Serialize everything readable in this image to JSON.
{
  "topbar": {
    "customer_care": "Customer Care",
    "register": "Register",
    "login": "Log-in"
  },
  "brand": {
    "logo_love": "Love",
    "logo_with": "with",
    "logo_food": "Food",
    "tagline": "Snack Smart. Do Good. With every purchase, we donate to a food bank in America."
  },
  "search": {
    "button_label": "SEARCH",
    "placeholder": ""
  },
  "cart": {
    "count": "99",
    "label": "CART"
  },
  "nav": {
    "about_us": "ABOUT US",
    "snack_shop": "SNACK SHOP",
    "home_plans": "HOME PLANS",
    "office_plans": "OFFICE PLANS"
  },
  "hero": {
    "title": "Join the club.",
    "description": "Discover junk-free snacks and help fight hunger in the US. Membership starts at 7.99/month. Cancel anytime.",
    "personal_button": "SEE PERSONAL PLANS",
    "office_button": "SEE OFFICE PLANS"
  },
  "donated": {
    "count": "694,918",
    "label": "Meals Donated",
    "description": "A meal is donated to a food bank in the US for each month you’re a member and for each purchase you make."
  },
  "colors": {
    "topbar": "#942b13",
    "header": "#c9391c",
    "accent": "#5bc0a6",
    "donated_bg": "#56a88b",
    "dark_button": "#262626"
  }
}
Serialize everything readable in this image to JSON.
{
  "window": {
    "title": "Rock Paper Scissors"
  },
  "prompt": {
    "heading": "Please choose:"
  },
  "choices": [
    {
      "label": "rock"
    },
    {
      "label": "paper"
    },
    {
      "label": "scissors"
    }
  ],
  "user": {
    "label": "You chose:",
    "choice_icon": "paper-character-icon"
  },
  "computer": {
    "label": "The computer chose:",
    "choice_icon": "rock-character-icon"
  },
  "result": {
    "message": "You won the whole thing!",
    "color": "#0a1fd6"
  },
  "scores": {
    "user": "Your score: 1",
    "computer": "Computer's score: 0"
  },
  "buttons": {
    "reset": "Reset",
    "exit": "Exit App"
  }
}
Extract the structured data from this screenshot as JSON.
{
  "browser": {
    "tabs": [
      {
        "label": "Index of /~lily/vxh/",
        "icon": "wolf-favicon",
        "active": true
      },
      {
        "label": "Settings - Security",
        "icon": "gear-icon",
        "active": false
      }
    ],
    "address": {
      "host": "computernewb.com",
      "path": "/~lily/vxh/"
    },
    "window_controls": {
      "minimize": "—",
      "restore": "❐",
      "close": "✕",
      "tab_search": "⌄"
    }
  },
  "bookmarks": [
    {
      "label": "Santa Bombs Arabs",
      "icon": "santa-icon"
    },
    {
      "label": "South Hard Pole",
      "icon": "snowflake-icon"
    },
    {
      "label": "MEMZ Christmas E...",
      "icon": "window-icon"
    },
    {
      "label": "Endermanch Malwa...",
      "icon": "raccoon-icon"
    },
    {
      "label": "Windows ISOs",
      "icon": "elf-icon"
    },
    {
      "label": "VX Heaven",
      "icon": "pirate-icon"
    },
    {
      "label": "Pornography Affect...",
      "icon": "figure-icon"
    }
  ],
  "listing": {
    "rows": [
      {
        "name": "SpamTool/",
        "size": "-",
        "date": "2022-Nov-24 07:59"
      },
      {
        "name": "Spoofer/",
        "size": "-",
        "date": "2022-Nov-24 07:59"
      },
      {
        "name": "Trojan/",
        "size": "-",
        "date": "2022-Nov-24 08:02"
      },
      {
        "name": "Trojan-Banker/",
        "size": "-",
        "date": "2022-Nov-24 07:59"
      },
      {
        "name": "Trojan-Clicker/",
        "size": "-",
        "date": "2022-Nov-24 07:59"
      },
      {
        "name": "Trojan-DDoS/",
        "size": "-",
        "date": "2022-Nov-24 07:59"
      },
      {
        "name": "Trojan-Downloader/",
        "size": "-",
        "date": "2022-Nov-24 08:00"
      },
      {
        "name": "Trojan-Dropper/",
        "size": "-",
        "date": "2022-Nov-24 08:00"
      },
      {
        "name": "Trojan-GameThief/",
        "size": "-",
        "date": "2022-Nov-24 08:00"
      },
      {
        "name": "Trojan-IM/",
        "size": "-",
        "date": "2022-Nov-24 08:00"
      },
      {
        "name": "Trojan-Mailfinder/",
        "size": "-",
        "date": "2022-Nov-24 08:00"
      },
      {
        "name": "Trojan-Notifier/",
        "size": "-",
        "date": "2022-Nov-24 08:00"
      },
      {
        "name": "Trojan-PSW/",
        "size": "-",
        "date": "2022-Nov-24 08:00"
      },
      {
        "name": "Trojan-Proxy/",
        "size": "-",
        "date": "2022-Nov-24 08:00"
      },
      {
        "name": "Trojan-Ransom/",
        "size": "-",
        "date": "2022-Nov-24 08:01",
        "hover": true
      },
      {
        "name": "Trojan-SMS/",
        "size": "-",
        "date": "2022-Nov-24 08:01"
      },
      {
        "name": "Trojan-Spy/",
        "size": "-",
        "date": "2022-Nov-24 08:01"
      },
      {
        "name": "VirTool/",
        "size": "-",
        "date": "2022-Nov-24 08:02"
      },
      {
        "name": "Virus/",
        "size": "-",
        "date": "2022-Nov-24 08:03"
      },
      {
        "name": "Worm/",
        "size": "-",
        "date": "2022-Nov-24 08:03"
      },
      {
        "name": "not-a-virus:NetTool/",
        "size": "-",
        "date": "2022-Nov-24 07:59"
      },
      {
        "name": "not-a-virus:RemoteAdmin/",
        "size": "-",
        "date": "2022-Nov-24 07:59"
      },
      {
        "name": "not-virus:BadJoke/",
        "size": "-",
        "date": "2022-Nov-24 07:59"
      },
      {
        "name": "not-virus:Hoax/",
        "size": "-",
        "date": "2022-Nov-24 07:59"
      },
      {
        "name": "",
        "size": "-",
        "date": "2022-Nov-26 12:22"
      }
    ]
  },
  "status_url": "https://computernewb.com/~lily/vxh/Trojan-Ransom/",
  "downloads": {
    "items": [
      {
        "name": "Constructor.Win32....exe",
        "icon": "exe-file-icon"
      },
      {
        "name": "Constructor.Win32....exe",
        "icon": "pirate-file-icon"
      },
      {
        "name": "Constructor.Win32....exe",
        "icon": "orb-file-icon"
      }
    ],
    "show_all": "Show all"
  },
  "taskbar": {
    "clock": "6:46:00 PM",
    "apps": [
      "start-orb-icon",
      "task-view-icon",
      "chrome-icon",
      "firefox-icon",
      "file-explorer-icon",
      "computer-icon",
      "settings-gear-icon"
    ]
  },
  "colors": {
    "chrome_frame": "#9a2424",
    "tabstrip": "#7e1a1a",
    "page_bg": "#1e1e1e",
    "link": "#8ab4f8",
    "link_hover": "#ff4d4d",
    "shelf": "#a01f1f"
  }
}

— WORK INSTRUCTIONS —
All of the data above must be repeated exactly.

— RESULT OF THIS TASK —
Serialize everything readable in this image to JSON.
{
  "topbar": {
    "customer_care": "Customer Care",
    "register": "Register",
    "login": "Log-in"
  },
  "brand": {
    "logo_love": "Love",
    "logo_with": "with",
    "logo_food": "Food",
    "tagline": "Snack Smart. Do Good. With every purchase, we donate to a food bank in America."
  },
  "search": {
    "button_label": "SEARCH",
    "placeholder": ""
  },
  "cart": {
    "count": "99",
    "label": "CART"
  },
  "nav": {
    "about_us": "ABOUT US",
    "snack_shop": "SNACK SHOP",
    "home_plans": "HOME PLANS",
    "office_plans": "OFFICE PLANS"
  },
  "hero": {
    "title": "Join the club.",
    "description": "Discover junk-free snacks and help fight hunger in the US. Membership starts at 7.99/month. Cancel anytime.",
    "personal_button": "SEE PERSONAL PLANS",
    "office_button": "SEE OFFICE PLANS"
  },
  "donated": {
    "count": "694,918",
    "label": "Meals Donated",
    "description": "A meal is donated to a food bank in the US for each month you’re a member and for each purchase you make."
  },
  "colors": {
    "topbar": "#942b13",
    "header": "#c9391c",
    "accent": "#5bc0a6",
    "donated_bg": "#56a88b",
    "dark_button": "#262626"
  }
}
Serialize everything readable in this image to JSON.
{
  "window": {
    "title": "Rock Paper Scissors"
  },
  "prompt": {
    "heading": "Please choose:"
  },
  "choices": [
    {
      "label": "rock"
    },
    {
      "label": "paper"
    },
    {
      "label": "scissors"
    }
  ],
  "user": {
    "label": "You chose:",
    "choice_icon": "paper-character-icon"
  },
  "computer": {
    "label": "The computer chose:",
    "choice_icon": "rock-character-icon"
  },
  "result": {
    "message": "You won the whole thing!",
    "color": "#0a1fd6"
  },
  "scores": {
    "user": "Your score: 1",
    "computer": "Computer's score: 0"
  },
  "buttons": {
    "reset": "Reset",
    "exit": "Exit App"
  }
}
Extract the structured data from this screenshot as JSON.
{
  "browser": {
    "tabs": [
      {
        "label": "Index of /~lily/vxh/",
        "icon": "wolf-favicon",
        "active": true
      },
      {
        "label": "Settings - Security",
        "icon": "gear-icon",
        "active": false
      }
    ],
    "address": {
      "host": "computernewb.com",
      "path": "/~lily/vxh/"
    },
    "window_controls": {
      "minimize": "—",
      "restore": "❐",
      "close": "✕",
      "tab_search": "⌄"
    }
  },
  "bookmarks": [
    {
      "label": "Santa Bombs Arabs",
      "icon": "santa-icon"
    },
    {
      "label": "South Hard Pole",
      "icon": "snowflake-icon"
    },
    {
      "label": "MEMZ Christmas E...",
      "icon": "window-icon"
    },
    {
      "label": "Endermanch Malwa...",
      "icon": "raccoon-icon"
    },
    {
      "label": "Windows ISOs",
      "icon": "elf-icon"
    },
    {
      "label": "VX Heaven",
      "icon": "pirate-icon"
    },
    {
      "label": "Pornography Affect...",
      "icon": "figure-icon"
    }
  ],
  "listing": {
    "rows": [
      {
        "name": "SpamTool/",
        "size": "-",
        "date": "2022-Nov-24 07:59"
      },
      {
        "name": "Spoofer/",
        "size": "-",
        "date": "2022-Nov-24 07:59"
      },
      {
        "name": "Trojan/",
        "size": "-",
        "date": "2022-Nov-24 08:02"
      },
      {
        "name": "Trojan-Banker/",
        "size": "-",
        "date": "2022-Nov-24 07:59"
      },
      {
        "name": "Trojan-Clicker/",
        "size": "-",
        "date": "2022-Nov-24 07:59"
      },
      {
        "name": "Trojan-DDoS/",
        "size": "-",
        "date": "2022-Nov-24 07:59"
      },
      {
        "name": "Trojan-Downloader/",
        "size": "-",
        "date": "2022-Nov-24 08:00"
      },
      {
        "name": "Trojan-Dropper/",
        "size": "-",
        "date": "2022-Nov-24 08:00"
      },
      {
        "name": "Trojan-GameThief/",
        "size": "-",
        "date": "2022-Nov-24 08:00"
      },
      {
        "name": "Trojan-IM/",
        "size": "-",
        "date": "2022-Nov-24 08:00"
      },
      {
        "name": "Trojan-Mailfinder/",
        "size": "-",
        "date": "2022-Nov-24 08:00"
      },
      {
        "name": "Trojan-Notifier/",
        "size": "-",
        "date": "2022-Nov-24 08:00"
      },
      {
        "name": "Trojan-PSW/",
        "size": "-",
        "date": "2022-Nov-24 08:00"
      },
      {
        "name": "Trojan-Proxy/",
        "size": "-",
        "date": "2022-Nov-24 08:00"
      },
      {
        "name": "Trojan-Ransom/",
        "size": "-",
        "date": "2022-Nov-24 08:01",
        "hover": true
      },
      {
        "name": "Trojan-SMS/",
        "size": "-",
        "date": "2022-Nov-24 08:01"
      },
      {
        "name": "Trojan-Spy/",
        "size": "-",
        "date": "2022-Nov-24 08:01"
      },
      {
        "name": "VirTool/",
        "size": "-",
        "date": "2022-Nov-24 08:02"
      },
      {
        "name": "Virus/",
        "size": "-",
        "date": "2022-Nov-24 08:03"
      },
      {
        "name": "Worm/",
        "size": "-",
        "date": "2022-Nov-24 08:03"
      },
      {
        "name": "not-a-virus:NetTool/",
        "size": "-",
        "date": "2022-Nov-24 07:59"
      },
      {
        "name": "not-a-virus:RemoteAdmin/",
        "size": "-",
        "date": "2022-Nov-24 07:59"
      },
      {
        "name": "not-virus:BadJoke/",
        "size": "-",
        "date": "2022-Nov-24 07:59"
      },
      {
        "name": "not-virus:Hoax/",
        "size": "-",
        "date": "2022-Nov-24 07:59"
      },
      {
        "name": "",
        "size": "-",
        "date": "2022-Nov-26 12:22"
      }
    ]
  },
  "status_url": "https://computernewb.com/~lily/vxh/Trojan-Ransom/",
  "downloads": {
    "items": [
      {
        "name": "Constructor.Win32....exe",
        "icon": "exe-file-icon"
      },
      {
        "name": "Constructor.Win32....exe",
        "icon": "pirate-file-icon"
      },
      {
        "name": "Constructor.Win32....exe",
        "icon": "orb-file-icon"
      }
    ],
    "show_all": "Show all"
  },
  "taskbar": {
    "clock": "6:46:00 PM",
    "apps": [
      "start-orb-icon",
      "task-view-icon",
      "chrome-icon",
      "firefox-icon",
      "file-explorer-icon",
      "computer-icon",
      "settings-gear-icon"
    ]
  },
  "colors": {
    "chrome_frame": "#9a2424",
    "tabstrip": "#7e1a1a",
    "page_bg": "#1e1e1e",
    "link": "#8ab4f8",
    "link_hover": "#ff4d4d",
    "shelf": "#a01f1f"
  }
}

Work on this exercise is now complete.